**WHAT TO DO:** Make an exact copy of every entry, from the first line to the last.

Page and application data records

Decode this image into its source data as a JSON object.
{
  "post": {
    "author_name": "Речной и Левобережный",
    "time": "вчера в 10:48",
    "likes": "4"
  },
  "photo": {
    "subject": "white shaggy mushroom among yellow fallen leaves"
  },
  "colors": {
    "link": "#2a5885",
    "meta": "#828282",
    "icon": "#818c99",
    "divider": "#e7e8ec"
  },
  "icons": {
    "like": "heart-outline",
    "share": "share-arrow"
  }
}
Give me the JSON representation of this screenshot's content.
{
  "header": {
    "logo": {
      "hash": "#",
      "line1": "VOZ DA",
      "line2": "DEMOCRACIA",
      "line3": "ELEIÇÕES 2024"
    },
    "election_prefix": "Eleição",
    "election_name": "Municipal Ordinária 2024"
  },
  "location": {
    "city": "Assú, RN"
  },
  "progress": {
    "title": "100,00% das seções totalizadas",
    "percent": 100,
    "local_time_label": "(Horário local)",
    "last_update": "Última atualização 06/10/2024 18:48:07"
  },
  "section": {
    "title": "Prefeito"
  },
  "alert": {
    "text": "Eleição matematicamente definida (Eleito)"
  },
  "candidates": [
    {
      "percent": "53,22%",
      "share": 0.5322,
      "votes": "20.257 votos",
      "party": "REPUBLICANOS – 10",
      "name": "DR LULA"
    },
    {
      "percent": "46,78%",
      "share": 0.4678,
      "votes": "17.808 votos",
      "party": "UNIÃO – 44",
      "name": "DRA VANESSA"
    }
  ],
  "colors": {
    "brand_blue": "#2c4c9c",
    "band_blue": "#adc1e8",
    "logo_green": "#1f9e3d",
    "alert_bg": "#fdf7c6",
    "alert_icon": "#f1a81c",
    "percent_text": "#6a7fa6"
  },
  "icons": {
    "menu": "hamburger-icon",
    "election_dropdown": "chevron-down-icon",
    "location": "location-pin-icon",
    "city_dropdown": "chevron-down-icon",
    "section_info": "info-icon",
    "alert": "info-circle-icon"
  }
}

**EXERCISE RESULT:**
Decode this image into its source data as a JSON object.
{
  "post": {
    "author_name": "Речной и Левобережный",
    "time": "вчера в 10:48",
    "likes": "4"
  },
  "photo": {
    "subject": "white shaggy mushroom among yellow fallen leaves"
  },
  "colors": {
    "link": "#2a5885",
    "meta": "#828282",
    "icon": "#818c99",
    "divider": "#e7e8ec"
  },
  "icons": {
    "like": "heart-outline",
    "share": "share-arrow"
  }
}
Give me the JSON representation of this screenshot's content.
{
  "header": {
    "logo": {
      "hash": "#",
      "line1": "VOZ DA",
      "line2": "DEMOCRACIA",
      "line3": "ELEIÇÕES 2024"
    },
    "election_prefix": "Eleição",
    "election_name": "Municipal Ordinária 2024"
  },
  "location": {
    "city": "Assú, RN"
  },
  "progress": {
    "title": "100,00% das seções totalizadas",
    "percent": 100,
    "local_time_label": "(Horário local)",
    "last_update": "Última atualização 06/10/2024 18:48:07"
  },
  "section": {
    "title": "Prefeito"
  },
  "alert": {
    "text": "Eleição matematicamente definida (Eleito)"
  },
  "candidates": [
    {
      "percent": "53,22%",
      "share": 0.5322,
      "votes": "20.257 votos",
      "party": "REPUBLICANOS – 10",
      "name": "DR LULA"
    },
    {
      "percent": "46,78%",
      "share": 0.4678,
      "votes": "17.808 votos",
      "party": "UNIÃO – 44",
      "name": "DRA VANESSA"
    }
  ],
  "colors": {
    "brand_blue": "#2c4c9c",
    "band_blue": "#adc1e8",
    "logo_green": "#1f9e3d",
    "alert_bg": "#fdf7c6",
    "alert_icon": "#f1a81c",
    "percent_text": "#6a7fa6"
  },
  "icons": {
    "menu": "hamburger-icon",
    "election_dropdown": "chevron-down-icon",
    "location": "location-pin-icon",
    "city_dropdown": "chevron-down-icon",
    "section_info": "info-icon",
    "alert": "info-circle-icon"
  }
}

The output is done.